When discussing the results Dr. Lansky stated, “One of the major findings is, for the first time, we’re showing that with protection, 55% more patients have completely clean brains: with no ischemic brain lesions at all. What’s more exciting are the neurocognitive findings. Whether we’re looking at MoCA or looking at short-term memory or delayed memory, we’re seeing an improvement in cognitive function as early as hospital discharge among protected patients, compared to controls.”
The sentiment was shared by Shuki Porath, President and CEO of Keystone Heart the company that created the device, “When a patient undergoes a procedure to improve cardiovascular function, risks of damage to the brain should be minimized whenever possible.
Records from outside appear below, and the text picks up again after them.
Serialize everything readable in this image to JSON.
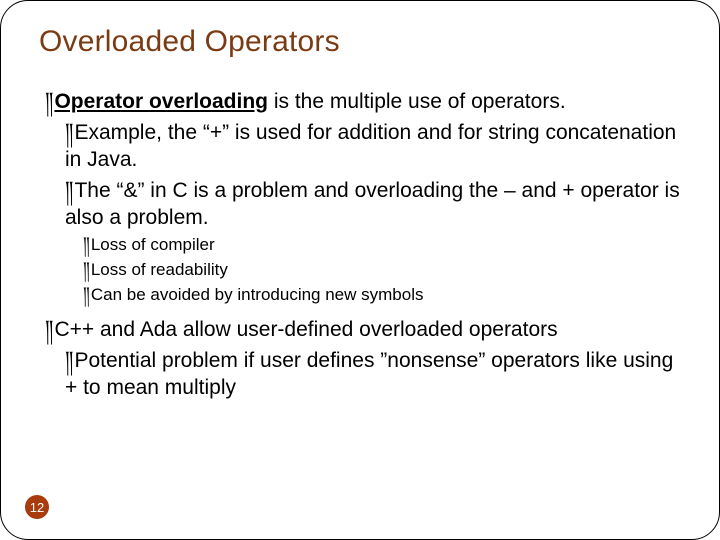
{
  "title": "Overloaded Operators",
  "bullet_glyph": "༎",
  "page_number": "12",
  "items": [
    {
      "level": 1,
      "runs": [
        {
          "text": "Operator overloading",
          "bold": true,
          "underline": true
        },
        {
          "text": " is the multiple use of operators."
        }
      ]
    },
    {
      "level": 2,
      "runs": [
        {
          "text": "Example, the “+” is used for addition and for string concatenation in Java."
        }
      ]
    },
    {
      "level": 2,
      "runs": [
        {
          "text": "The “&” in C is a problem and overloading the – and + operator is also a problem."
        }
      ]
    },
    {
      "level": 3,
      "runs": [
        {
          "text": "Loss of compiler"
        }
      ]
    },
    {
      "level": 3,
      "runs": [
        {
          "text": "Loss of readability"
        }
      ]
    },
    {
      "level": 3,
      "runs": [
        {
          "text": "Can be avoided by introducing new symbols"
        }
      ]
    },
    {
      "level": 1,
      "runs": [
        {
          "text": "C++ and Ada allow user-defined overloaded operators"
        }
      ]
    },
    {
      "level": 2,
      "runs": [
        {
          "text": "Potential problem if user defines ”nonsense” operators like using + to mean multiply"
        }
      ]
    }
  ]
}
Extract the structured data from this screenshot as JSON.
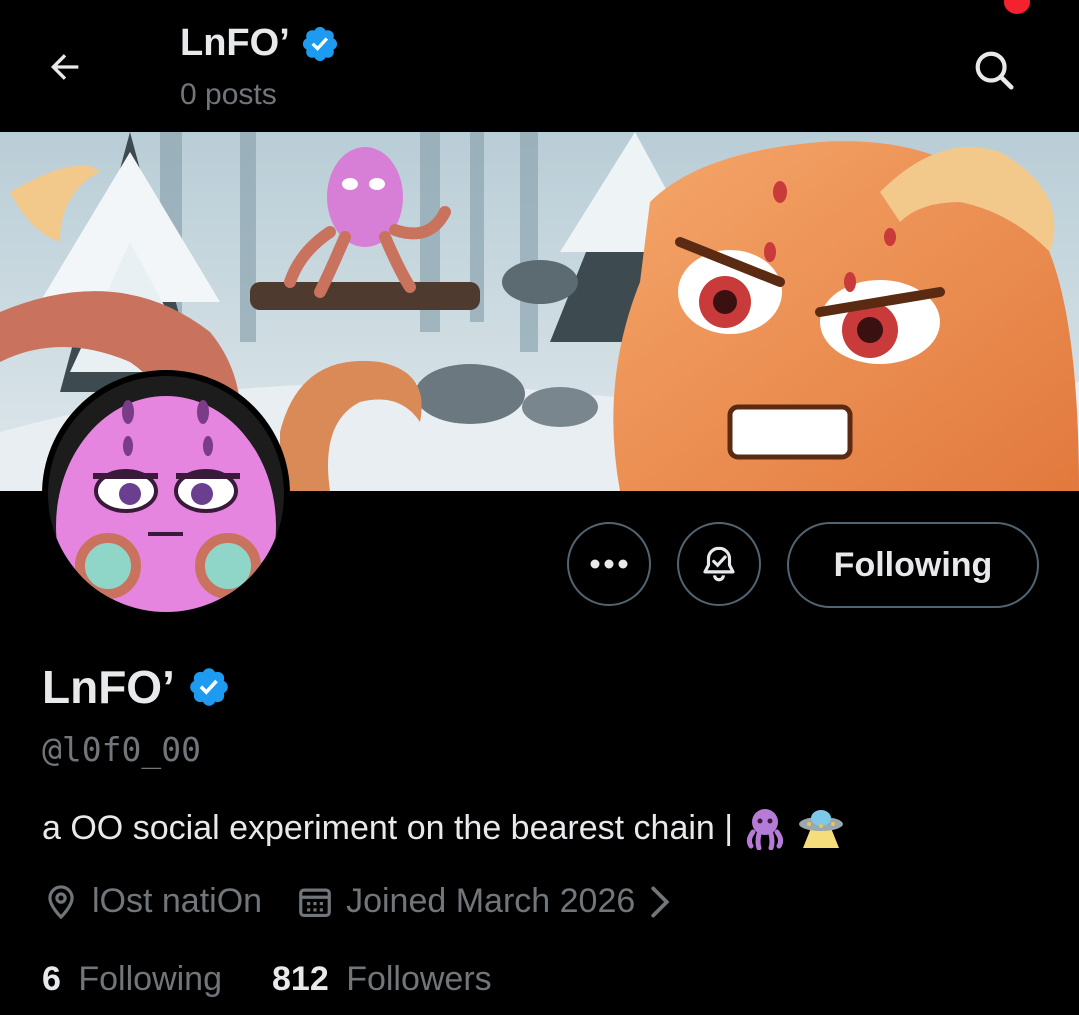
{
  "header": {
    "display_name": "LnFO’",
    "post_count": "0 posts"
  },
  "profile": {
    "display_name": "LnFO’",
    "handle": "@l0f0_00",
    "bio": "a OO social experiment on the bearest chain |",
    "location": "lOst natiOn",
    "joined": "Joined March 2026",
    "following_count": "6",
    "following_label": "Following",
    "followers_count": "812",
    "followers_label": "Followers"
  },
  "actions": {
    "following_button": "Following"
  },
  "icons": {
    "back": "arrow-left-icon",
    "search": "search-icon",
    "verified": "verified-badge-icon",
    "more": "more-dots-icon",
    "notify": "bell-check-icon",
    "location": "location-pin-icon",
    "calendar": "calendar-icon",
    "chevron": "chevron-right-icon"
  },
  "colors": {
    "background": "#000000",
    "text_primary": "#e7e9ea",
    "text_secondary": "#71767b",
    "verified_blue": "#1d9bf0",
    "border": "#536471"
  }
}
The new results from DEFLECT III and previous results from DEFLECT I show that the TriGuard has the potential to do so. I am hopeful the results of the trial will promote the recognition of cerebral embolic protection importance, and use in TAVR and other cardiovascular procedures.”
In a company press release about the findings, Vince Burgess, Executive Chairman of Keystone Heart commented “Our objective since day one has been to help bring the stroke and silent stroke rates seen during TAVR down to a level that is equal to or below that observed during traditional valve replacement surgery. In this study, we have seen completely lesion free brains on DW-MRI in as many as 50% of patients when our device is used during implantation of the leading TAVR manufacturer’s latest generation valves. We are excited about the results of this study and we believe we are approaching our goal of helping to make this revolutionary procedure more widely available to patient populations.”